Why choose Planned Parenthood? Because its centers are accessible (open nights and weekends) and affordable, Colm said. Many of its clients are low-income. But the most important factor is its reputation for confidentiality and care that's high-quality and non-judgmental.
The fact is, women and men do have sex—and it's usually not to have a baby. So when they need a checkup, the first question many clients ask is, "Where can I go where they won't look at me cross-eyed?"
Colm recognizes that public opinion about abortion is more conservative today than previously. Yet most people are neither purely pro-life nor pro-choice. "They're both," she argues. "It's a false choice." A majority support a woman's right to have an abortion even if they don't like her decision, Colm points out, and they don't want women dying in back-alley operations because safe abortion services aren't available.

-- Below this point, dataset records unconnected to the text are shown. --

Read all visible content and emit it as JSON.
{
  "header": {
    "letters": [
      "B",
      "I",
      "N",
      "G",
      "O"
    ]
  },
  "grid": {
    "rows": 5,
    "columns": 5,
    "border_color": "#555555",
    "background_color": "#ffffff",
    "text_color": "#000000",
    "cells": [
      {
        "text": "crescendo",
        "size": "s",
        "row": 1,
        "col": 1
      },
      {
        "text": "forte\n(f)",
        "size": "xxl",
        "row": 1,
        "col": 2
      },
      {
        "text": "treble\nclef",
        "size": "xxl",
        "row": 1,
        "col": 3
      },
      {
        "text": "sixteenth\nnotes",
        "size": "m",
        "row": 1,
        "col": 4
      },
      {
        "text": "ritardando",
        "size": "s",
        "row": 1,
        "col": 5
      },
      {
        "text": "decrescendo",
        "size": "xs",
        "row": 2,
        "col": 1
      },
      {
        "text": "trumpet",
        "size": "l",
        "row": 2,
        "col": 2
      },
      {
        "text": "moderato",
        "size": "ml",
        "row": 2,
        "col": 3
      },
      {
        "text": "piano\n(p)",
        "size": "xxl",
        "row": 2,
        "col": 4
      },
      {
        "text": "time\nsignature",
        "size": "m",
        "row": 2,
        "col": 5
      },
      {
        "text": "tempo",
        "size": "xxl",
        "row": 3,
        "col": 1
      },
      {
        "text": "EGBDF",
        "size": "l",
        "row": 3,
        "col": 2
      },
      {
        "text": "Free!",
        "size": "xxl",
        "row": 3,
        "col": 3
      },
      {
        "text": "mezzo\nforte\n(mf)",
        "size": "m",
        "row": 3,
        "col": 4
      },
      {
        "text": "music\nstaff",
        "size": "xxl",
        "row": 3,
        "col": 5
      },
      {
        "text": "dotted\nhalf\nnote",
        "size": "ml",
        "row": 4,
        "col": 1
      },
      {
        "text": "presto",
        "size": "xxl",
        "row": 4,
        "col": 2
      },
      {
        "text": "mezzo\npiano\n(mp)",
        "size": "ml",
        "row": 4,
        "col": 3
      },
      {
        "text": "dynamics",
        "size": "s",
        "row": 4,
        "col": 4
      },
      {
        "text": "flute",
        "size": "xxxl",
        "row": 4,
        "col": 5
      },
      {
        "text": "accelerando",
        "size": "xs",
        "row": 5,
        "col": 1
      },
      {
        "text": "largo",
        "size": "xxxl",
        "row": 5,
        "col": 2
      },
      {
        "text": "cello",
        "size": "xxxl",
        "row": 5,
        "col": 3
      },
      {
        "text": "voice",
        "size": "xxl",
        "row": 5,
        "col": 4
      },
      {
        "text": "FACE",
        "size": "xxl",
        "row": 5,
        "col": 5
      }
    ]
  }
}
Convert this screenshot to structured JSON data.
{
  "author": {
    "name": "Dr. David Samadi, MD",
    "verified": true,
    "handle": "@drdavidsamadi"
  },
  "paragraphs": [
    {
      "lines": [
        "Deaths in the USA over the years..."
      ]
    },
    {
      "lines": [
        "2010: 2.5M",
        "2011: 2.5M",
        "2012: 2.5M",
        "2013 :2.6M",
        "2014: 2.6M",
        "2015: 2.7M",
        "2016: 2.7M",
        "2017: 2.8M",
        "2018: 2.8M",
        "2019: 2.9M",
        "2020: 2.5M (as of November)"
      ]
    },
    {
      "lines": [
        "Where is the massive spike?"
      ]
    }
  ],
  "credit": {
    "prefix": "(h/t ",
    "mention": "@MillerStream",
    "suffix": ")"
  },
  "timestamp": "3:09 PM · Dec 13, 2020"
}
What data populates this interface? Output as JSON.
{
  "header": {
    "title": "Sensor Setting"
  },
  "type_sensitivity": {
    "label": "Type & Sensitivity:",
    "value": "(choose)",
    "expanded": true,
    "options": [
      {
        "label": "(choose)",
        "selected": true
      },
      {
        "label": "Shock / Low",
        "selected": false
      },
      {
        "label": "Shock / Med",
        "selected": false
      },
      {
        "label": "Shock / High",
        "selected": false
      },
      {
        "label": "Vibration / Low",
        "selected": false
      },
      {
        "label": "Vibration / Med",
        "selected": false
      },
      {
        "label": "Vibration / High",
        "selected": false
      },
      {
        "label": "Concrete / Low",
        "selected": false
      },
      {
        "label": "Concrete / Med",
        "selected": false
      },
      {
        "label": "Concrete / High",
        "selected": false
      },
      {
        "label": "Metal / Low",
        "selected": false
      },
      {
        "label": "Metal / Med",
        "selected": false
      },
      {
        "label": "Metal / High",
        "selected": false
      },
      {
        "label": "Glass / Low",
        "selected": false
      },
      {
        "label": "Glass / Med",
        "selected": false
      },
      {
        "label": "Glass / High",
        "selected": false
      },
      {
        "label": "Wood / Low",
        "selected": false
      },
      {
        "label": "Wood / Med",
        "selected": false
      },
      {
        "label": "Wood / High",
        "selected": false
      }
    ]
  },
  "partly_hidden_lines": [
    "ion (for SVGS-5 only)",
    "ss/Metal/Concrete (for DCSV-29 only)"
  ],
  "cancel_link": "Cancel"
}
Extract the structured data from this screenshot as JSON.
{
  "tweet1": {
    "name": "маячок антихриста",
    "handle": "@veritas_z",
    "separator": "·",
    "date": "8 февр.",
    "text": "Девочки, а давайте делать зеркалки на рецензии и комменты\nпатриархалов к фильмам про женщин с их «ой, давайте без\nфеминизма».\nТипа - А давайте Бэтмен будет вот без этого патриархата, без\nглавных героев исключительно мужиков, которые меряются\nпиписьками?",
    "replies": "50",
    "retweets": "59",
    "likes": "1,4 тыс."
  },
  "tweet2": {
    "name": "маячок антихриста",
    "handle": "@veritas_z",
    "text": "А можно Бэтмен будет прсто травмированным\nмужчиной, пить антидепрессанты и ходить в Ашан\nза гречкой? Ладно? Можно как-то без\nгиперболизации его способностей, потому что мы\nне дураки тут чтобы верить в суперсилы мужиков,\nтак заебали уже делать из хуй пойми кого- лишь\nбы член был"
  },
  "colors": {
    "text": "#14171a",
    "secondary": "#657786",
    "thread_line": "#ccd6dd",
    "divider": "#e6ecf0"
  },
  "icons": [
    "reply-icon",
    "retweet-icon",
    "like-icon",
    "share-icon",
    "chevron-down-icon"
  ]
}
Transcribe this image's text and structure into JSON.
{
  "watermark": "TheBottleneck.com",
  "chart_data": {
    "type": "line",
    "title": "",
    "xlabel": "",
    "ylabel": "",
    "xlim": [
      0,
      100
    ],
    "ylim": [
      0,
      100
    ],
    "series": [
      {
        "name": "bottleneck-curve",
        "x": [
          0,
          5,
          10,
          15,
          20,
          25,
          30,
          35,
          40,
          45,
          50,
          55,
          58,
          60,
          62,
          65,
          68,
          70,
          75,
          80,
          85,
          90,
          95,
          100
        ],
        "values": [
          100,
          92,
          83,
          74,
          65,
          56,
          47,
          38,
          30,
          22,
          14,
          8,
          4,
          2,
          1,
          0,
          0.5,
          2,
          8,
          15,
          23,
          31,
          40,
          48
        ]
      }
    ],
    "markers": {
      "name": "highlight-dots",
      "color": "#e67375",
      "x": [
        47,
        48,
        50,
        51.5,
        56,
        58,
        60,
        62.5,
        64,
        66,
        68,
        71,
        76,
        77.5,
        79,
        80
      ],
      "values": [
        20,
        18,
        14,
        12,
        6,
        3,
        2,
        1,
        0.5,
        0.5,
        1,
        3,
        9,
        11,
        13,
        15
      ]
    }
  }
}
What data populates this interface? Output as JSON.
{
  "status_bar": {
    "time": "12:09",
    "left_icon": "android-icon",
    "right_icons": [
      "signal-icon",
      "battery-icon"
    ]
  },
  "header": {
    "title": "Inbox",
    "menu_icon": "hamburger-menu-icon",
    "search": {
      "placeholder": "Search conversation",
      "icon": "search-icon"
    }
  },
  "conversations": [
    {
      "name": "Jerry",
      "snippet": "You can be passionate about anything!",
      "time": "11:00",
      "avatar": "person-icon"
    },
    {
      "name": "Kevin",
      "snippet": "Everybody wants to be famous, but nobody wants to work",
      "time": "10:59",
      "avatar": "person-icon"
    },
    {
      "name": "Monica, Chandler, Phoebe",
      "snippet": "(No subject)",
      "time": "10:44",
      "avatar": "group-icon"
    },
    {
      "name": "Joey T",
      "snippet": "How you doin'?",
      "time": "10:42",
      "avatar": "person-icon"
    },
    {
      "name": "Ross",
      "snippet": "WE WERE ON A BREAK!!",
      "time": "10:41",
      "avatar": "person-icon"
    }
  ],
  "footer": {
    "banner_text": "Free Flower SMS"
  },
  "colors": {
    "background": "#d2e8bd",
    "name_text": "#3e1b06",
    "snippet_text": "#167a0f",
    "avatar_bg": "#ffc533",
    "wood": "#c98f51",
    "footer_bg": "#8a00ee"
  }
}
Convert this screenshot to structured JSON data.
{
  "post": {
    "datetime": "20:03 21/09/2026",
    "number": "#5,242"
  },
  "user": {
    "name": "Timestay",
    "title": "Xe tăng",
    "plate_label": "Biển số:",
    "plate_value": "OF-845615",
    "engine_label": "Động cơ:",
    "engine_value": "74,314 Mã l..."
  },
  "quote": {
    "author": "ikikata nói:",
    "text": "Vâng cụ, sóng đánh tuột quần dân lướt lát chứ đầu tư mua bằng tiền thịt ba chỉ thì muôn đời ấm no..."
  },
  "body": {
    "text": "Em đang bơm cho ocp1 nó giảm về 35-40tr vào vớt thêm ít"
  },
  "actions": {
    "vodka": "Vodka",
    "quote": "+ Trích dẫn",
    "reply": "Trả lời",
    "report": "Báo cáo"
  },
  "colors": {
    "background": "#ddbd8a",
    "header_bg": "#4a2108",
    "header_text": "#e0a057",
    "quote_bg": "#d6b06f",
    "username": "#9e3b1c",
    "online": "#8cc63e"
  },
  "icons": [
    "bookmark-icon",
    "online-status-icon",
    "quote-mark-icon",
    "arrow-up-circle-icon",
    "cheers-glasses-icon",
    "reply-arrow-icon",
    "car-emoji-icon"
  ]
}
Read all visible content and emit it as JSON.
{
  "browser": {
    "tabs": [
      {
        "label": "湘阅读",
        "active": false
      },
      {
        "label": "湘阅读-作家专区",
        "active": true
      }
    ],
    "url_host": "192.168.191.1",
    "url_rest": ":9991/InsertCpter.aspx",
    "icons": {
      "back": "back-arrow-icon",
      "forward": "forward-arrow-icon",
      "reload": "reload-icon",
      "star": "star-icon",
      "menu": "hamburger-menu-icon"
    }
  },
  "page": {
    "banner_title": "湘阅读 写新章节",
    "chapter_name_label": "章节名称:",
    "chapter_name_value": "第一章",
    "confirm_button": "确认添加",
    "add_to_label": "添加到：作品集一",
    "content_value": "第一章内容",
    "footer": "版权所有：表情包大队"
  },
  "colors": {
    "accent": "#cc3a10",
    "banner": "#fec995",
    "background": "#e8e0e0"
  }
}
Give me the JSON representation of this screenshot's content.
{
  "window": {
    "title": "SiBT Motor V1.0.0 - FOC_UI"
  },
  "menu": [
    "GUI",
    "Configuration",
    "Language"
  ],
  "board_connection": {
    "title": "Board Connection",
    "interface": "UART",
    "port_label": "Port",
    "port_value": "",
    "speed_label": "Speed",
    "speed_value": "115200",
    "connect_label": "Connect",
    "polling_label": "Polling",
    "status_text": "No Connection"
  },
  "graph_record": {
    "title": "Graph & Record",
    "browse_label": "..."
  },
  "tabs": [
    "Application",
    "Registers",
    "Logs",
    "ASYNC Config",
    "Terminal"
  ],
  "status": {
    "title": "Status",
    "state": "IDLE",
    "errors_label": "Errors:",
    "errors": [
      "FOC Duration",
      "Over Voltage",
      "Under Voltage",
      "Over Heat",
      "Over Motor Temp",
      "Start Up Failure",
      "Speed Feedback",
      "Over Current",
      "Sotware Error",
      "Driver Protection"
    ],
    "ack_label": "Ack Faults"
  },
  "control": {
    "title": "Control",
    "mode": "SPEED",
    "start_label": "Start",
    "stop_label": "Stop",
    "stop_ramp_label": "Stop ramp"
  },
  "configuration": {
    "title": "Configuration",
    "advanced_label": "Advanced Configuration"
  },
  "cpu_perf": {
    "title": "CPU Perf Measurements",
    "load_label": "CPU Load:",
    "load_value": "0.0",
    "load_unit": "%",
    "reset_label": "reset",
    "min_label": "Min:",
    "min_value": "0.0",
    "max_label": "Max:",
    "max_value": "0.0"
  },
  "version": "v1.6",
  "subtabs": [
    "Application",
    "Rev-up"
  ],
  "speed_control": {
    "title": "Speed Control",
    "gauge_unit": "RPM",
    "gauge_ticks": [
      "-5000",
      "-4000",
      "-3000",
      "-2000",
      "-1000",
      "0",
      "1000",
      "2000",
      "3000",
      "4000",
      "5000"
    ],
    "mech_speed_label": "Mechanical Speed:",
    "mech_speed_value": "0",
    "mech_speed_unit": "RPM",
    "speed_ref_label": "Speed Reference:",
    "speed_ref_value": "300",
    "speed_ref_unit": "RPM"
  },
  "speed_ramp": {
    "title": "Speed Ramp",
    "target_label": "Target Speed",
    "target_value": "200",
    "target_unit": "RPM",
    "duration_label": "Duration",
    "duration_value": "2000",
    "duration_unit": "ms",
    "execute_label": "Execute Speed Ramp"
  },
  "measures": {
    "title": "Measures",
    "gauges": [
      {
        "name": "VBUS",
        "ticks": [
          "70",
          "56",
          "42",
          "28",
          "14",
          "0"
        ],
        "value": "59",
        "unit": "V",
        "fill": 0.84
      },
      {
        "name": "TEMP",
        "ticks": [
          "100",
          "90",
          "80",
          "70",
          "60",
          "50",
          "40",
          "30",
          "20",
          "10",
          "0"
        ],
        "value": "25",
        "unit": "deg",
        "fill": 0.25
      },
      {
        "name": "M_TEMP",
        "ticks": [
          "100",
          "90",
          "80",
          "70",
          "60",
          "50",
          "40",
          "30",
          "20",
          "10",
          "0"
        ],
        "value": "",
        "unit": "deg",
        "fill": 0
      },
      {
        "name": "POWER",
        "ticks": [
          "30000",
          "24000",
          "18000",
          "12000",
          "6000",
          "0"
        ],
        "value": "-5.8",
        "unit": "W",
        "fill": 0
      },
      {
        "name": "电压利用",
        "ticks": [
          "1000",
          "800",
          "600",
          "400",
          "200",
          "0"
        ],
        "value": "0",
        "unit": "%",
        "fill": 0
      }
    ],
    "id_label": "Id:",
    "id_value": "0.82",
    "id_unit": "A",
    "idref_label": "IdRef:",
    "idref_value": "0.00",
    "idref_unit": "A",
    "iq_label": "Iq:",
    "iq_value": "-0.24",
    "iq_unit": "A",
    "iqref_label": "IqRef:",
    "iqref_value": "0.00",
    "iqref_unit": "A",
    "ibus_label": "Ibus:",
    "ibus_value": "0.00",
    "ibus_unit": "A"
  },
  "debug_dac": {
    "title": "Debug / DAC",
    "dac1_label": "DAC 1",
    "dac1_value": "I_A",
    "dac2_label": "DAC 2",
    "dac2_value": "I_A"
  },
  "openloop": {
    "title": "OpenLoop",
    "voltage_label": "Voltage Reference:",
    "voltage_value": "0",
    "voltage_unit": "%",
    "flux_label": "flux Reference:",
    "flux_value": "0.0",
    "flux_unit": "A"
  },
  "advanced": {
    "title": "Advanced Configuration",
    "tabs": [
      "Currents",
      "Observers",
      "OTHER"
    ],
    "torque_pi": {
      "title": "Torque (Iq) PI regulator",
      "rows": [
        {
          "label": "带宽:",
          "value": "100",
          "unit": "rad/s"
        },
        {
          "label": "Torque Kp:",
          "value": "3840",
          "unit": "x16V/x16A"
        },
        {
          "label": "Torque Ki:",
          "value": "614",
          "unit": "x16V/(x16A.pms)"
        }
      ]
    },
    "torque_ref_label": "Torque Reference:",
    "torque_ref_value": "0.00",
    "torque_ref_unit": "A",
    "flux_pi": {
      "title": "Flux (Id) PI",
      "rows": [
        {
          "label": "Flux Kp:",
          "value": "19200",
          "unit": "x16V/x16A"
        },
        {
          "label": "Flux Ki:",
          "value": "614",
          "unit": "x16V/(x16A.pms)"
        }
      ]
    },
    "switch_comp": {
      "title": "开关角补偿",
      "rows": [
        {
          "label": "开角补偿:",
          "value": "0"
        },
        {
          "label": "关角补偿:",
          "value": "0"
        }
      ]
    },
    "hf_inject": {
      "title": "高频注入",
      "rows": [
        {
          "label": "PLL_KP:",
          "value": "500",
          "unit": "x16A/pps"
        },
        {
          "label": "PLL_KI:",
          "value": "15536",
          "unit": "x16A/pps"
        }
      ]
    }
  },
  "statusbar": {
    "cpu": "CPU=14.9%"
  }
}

Americans may be of two minds on abortion, but contraception is another matter. More than 90 percent of American women use some form of birth control at some point, Colm says. An amazing one in five has been a Planned Parenthood client.
On birth control, when Planned Parenthood speaks, women listen—men too. So it was front-page news a year ago when Colm was arrested in a Moral Monday demonstration and hauled away in handcuffs.
For Colm, a calm, behind-the-scenes leader and self-described introvert, it was a departure in style. She did it because the Republicans had gone way too far, and to be in solidarity with the NAACP and other Moral Monday groups.
The Moral Monday issues are inter-connected, Colm says: poverty, racism, high unemployment, low minimum wage, cuts to health, education and voting rights. All have to do with low-income people who seek greater equality and control of their lives against others, who with political backing, want to control them.
For women, the questions boil down to sex and autonomy. And yes, it's the same old battles, Colm acknowledges.
But there's a river of progress flowing from Margaret Sanger through her generation to the young people who've joined the fight to oppose the Republican pushback, she says. "And what I think about that is, thank goodness we haven't given up."
This article appeared in print with the headline "Obsessed with the uterus."